[Your assignment]: Repeat exactly each line of the data provided below.

# # # # #

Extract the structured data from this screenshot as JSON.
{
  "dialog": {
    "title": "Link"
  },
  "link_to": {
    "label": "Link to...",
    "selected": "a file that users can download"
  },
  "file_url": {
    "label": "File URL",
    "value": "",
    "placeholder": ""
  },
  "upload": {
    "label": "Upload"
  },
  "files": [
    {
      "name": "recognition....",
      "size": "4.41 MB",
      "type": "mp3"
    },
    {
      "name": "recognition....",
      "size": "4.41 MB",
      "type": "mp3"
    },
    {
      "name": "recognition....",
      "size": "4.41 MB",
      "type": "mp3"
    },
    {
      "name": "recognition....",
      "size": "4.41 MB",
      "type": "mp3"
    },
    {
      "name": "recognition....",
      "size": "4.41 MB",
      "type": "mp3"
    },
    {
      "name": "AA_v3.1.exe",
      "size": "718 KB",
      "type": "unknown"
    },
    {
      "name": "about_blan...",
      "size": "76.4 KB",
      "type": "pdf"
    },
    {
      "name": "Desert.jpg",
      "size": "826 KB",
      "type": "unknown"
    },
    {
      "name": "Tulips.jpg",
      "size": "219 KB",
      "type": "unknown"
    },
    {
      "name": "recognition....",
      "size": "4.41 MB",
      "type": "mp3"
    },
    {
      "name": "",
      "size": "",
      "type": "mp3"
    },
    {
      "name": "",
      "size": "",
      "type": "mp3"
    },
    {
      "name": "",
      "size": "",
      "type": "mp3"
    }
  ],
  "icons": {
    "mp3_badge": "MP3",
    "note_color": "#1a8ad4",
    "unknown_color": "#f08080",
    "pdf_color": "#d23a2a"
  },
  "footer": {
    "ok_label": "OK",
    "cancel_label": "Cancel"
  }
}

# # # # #

[Completed task]:
Extract the structured data from this screenshot as JSON.
{
  "dialog": {
    "title": "Link"
  },
  "link_to": {
    "label": "Link to...",
    "selected": "a file that users can download"
  },
  "file_url": {
    "label": "File URL",
    "value": "",
    "placeholder": ""
  },
  "upload": {
    "label": "Upload"
  },
  "files": [
    {
      "name": "recognition....",
      "size": "4.41 MB",
      "type": "mp3"
    },
    {
      "name": "recognition....",
      "size": "4.41 MB",
      "type": "mp3"
    },
    {
      "name": "recognition....",
      "size": "4.41 MB",
      "type": "mp3"
    },
    {
      "name": "recognition....",
      "size": "4.41 MB",
      "type": "mp3"
    },
    {
      "name": "recognition....",
      "size": "4.41 MB",
      "type": "mp3"
    },
    {
      "name": "AA_v3.1.exe",
      "size": "718 KB",
      "type": "unknown"
    },
    {
      "name": "about_blan...",
      "size": "76.4 KB",
      "type": "pdf"
    },
    {
      "name": "Desert.jpg",
      "size": "826 KB",
      "type": "unknown"
    },
    {
      "name": "Tulips.jpg",
      "size": "219 KB",
      "type": "unknown"
    },
    {
      "name": "recognition....",
      "size": "4.41 MB",
      "type": "mp3"
    },
    {
      "name": "",
      "size": "",
      "type": "mp3"
    },
    {
      "name": "",
      "size": "",
      "type": "mp3"
    },
    {
      "name": "",
      "size": "",
      "type": "mp3"
    }
  ],
  "icons": {
    "mp3_badge": "MP3",
    "note_color": "#1a8ad4",
    "unknown_color": "#f08080",
    "pdf_color": "#d23a2a"
  },
  "footer": {
    "ok_label": "OK",
    "cancel_label": "Cancel"
  }
}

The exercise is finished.